## [Items from an interface collection]
((

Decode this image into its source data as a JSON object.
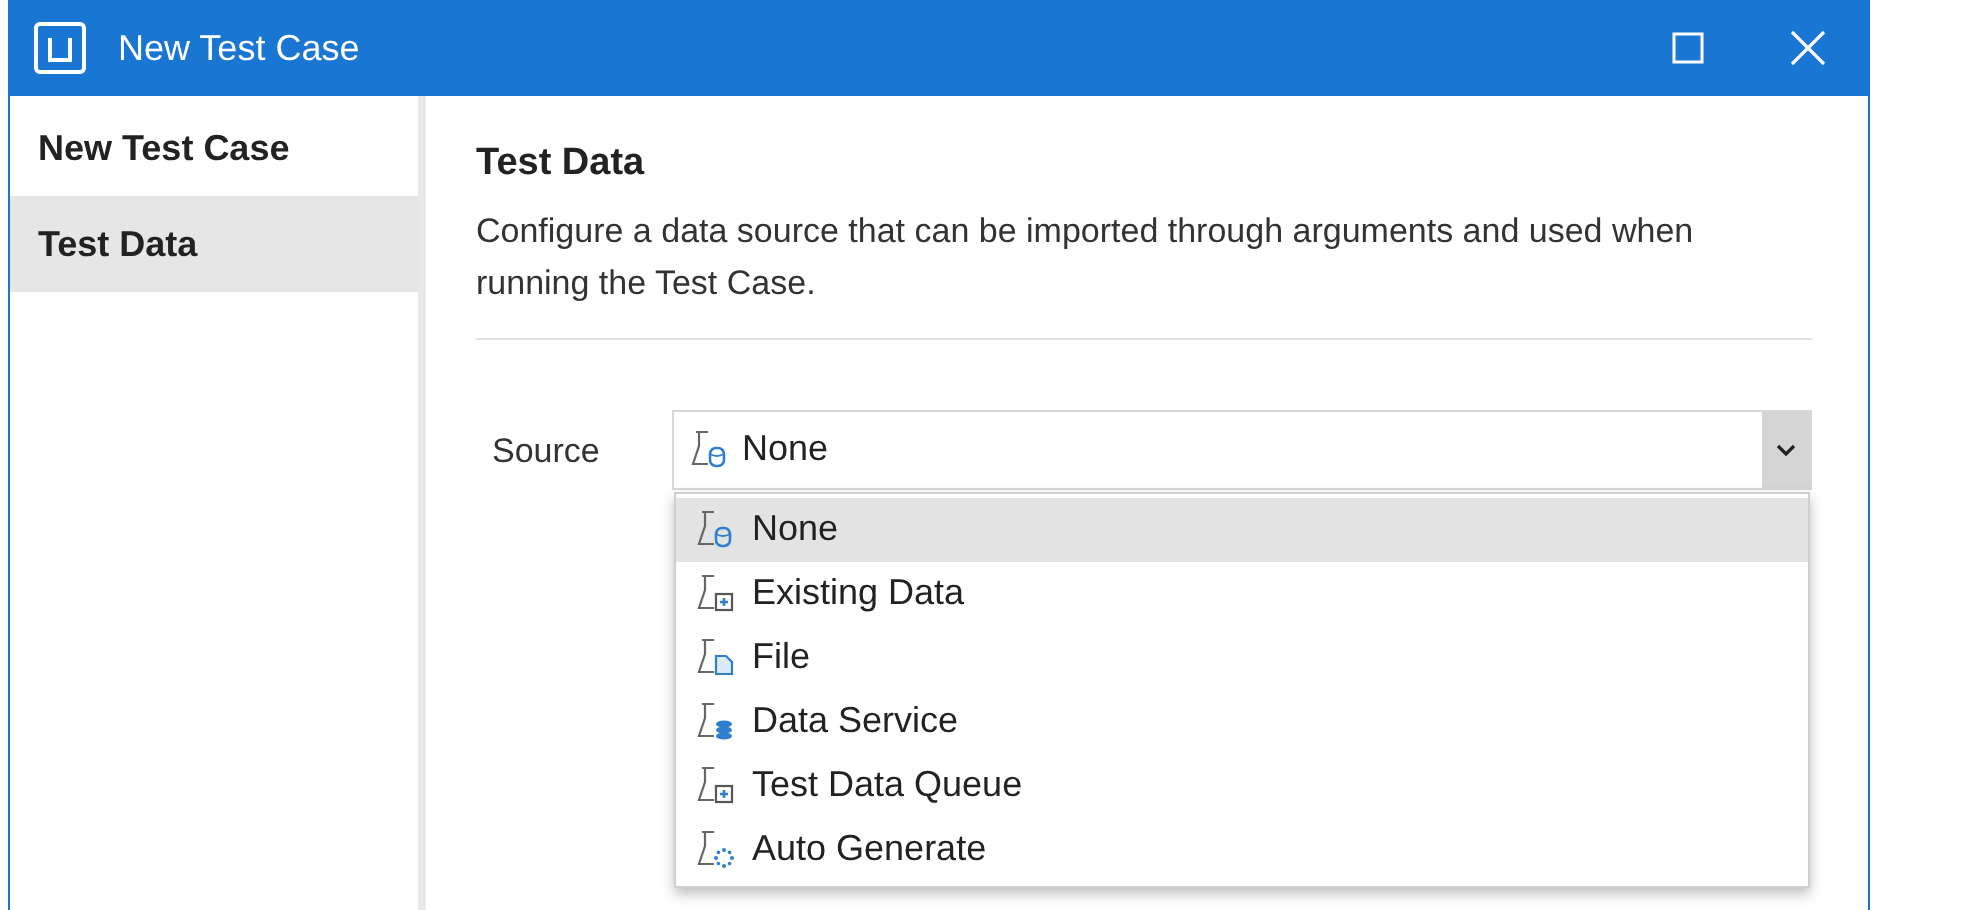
{
  "window": {
    "title": "New Test Case"
  },
  "sidebar": {
    "items": [
      {
        "label": "New Test Case",
        "selected": false
      },
      {
        "label": "Test Data",
        "selected": true
      }
    ]
  },
  "section": {
    "title": "Test Data",
    "description": "Configure a data source that can be imported through arguments and used when running the Test Case."
  },
  "source": {
    "label": "Source",
    "value": {
      "text": "None",
      "kind": "none"
    },
    "expanded": true,
    "options": [
      {
        "label": "None",
        "kind": "none",
        "selected": true
      },
      {
        "label": "Existing Data",
        "kind": "existing",
        "selected": false
      },
      {
        "label": "File",
        "kind": "file",
        "selected": false
      },
      {
        "label": "Data Service",
        "kind": "service",
        "selected": false
      },
      {
        "label": "Test Data Queue",
        "kind": "queue",
        "selected": false
      },
      {
        "label": "Auto Generate",
        "kind": "generate",
        "selected": false
      }
    ]
  }
}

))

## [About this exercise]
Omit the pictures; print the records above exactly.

## [Exercise output]
Decode this image into its source data as a JSON object.
{
  "window": {
    "title": "New Test Case"
  },
  "sidebar": {
    "items": [
      {
        "label": "New Test Case",
        "selected": false
      },
      {
        "label": "Test Data",
        "selected": true
      }
    ]
  },
  "section": {
    "title": "Test Data",
    "description": "Configure a data source that can be imported through arguments and used when running the Test Case."
  },
  "source": {
    "label": "Source",
    "value": {
      "text": "None",
      "kind": "none"
    },
    "expanded": true,
    "options": [
      {
        "label": "None",
        "kind": "none",
        "selected": true
      },
      {
        "label": "Existing Data",
        "kind": "existing",
        "selected": false
      },
      {
        "label": "File",
        "kind": "file",
        "selected": false
      },
      {
        "label": "Data Service",
        "kind": "service",
        "selected": false
      },
      {
        "label": "Test Data Queue",
        "kind": "queue",
        "selected": false
      },
      {
        "label": "Auto Generate",
        "kind": "generate",
        "selected": false
      }
    ]
  }
}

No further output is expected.